OBJECTIVE: Dengue infection is one of the leading causes of hospitalization and death among children. Severe dengue infection often has unpredictable clinical progressions and outcomes. The nutritional status had conflicting effects on the complication of dengue in some previous studies. This study aims to determine the correlation between the nutritional status and the severity of dengue infection in children. METHOD: An analytical study with cross-sectional design, was conducted in this study, and the samples were collected from January to March 2019 in Child Health Department of Prof. DR. R. D. Kandou Hospital. Inclusion criteria was patients aged 1 to 17 years old who have been serologically confirmed dengue. Exclusion criteria was patients with hematological diseases and other bacterial infectious diseases.

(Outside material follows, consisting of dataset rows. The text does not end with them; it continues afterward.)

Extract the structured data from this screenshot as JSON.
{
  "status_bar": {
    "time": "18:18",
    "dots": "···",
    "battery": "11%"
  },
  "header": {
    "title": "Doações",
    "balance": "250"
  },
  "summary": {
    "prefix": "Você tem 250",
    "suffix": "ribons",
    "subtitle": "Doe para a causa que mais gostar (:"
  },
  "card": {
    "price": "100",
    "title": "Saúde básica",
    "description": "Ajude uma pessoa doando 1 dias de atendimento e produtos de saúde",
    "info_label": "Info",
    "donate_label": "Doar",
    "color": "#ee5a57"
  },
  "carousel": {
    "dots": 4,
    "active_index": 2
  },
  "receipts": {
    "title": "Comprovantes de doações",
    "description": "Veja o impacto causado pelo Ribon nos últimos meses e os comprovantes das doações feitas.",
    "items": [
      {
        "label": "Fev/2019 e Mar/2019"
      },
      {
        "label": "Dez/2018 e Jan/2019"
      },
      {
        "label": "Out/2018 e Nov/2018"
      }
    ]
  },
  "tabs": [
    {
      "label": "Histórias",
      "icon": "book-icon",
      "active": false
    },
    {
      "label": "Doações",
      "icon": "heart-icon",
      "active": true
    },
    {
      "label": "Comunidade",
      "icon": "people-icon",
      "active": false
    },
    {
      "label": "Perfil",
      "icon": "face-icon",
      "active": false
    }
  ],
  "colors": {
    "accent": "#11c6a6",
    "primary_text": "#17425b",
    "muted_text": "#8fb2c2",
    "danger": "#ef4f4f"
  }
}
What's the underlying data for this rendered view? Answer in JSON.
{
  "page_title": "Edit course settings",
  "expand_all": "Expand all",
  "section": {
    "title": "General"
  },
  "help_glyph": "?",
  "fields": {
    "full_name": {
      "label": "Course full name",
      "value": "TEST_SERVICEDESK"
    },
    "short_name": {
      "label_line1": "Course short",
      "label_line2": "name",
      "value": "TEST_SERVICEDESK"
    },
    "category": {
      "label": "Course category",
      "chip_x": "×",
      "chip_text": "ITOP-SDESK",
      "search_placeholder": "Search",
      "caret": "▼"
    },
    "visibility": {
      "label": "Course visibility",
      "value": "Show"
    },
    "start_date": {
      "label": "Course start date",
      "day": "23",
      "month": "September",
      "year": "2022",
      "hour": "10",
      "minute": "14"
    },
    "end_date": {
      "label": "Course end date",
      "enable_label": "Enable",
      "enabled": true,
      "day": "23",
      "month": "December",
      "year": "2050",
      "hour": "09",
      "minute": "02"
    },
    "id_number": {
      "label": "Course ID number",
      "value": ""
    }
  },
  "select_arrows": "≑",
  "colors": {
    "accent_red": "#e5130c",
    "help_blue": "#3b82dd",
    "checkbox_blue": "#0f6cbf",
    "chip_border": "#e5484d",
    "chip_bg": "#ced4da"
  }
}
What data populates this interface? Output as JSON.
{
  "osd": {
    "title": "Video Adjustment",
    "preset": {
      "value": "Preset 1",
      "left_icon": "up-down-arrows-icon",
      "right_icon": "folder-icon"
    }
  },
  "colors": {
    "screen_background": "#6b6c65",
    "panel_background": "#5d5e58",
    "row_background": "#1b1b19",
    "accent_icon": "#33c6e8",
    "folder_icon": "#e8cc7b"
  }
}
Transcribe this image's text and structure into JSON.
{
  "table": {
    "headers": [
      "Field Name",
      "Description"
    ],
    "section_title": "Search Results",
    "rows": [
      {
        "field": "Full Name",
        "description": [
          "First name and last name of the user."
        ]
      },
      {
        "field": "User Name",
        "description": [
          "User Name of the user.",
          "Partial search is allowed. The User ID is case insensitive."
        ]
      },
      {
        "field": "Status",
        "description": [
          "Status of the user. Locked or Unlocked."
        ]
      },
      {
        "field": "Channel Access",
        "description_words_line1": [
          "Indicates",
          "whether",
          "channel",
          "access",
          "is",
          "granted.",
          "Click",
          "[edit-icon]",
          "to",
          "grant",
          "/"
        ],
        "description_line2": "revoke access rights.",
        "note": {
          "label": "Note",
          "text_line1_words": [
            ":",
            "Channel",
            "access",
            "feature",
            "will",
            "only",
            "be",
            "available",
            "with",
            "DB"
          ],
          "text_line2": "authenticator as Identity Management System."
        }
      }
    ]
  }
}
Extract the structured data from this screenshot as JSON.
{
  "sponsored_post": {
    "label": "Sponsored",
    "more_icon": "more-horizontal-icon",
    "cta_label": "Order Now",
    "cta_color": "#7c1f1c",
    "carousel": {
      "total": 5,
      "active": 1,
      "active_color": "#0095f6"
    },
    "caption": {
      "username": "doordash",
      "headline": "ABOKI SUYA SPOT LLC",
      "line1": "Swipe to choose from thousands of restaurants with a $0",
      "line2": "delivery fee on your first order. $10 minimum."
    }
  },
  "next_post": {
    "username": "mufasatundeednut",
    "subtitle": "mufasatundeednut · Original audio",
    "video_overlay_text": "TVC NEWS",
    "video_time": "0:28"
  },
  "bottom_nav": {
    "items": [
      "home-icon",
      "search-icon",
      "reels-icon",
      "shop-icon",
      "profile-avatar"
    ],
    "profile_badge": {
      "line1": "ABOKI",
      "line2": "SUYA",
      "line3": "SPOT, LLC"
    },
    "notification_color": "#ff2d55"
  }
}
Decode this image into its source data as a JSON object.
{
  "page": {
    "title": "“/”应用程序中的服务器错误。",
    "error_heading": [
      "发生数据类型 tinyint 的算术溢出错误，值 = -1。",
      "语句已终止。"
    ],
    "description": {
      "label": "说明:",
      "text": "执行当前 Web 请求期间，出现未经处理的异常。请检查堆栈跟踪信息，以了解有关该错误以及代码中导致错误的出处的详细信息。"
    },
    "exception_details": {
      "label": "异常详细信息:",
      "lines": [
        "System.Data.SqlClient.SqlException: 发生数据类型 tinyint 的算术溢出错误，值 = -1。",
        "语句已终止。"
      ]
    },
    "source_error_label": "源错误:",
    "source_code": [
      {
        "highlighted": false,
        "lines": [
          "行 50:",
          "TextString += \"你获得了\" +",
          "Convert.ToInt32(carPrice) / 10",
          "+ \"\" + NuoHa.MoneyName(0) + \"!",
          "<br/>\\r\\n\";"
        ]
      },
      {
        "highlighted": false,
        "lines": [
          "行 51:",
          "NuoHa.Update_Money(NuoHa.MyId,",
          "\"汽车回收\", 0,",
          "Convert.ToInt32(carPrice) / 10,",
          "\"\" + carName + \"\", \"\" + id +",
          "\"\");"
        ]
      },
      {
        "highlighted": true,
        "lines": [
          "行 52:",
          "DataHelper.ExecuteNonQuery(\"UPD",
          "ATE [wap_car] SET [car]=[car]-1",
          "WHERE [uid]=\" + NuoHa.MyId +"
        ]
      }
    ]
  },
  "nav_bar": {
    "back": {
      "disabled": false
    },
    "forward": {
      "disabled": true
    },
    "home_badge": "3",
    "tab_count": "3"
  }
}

We used World Health Organization (WHO) chart to measure nutritional status for children aged 1 to 5 years old; and Centers for Disease Control and Prevention (CDC) 2000 chart for children aged >5 years old. We categorized dengue infection severity based on WHO 2011 as dengue fever and dengue hemorrhagic fever grade I to IV; and nutritional status as undernutrition, good nutrition, overweight, and obese. Statistical analysis was done to find correlation by using Chi-Square test and Gamma correlation, and p-value of <0.05 was considered significant. RESULT: Out of the 169 patients with dengue infection (89 boys, 80 girls), the mean aged was 7.67 years (ranged from 1 to 17 years old). Statistical analysis showed X 2 = 8.738 and Gamma correlation values Gr?0.059. There was no statistically significant correlation between the nutritional status and the severity of dengue infection with p = 0.362. CONCLUSION: There was no significant correlation between the nutritional status and the severity of dengue infection.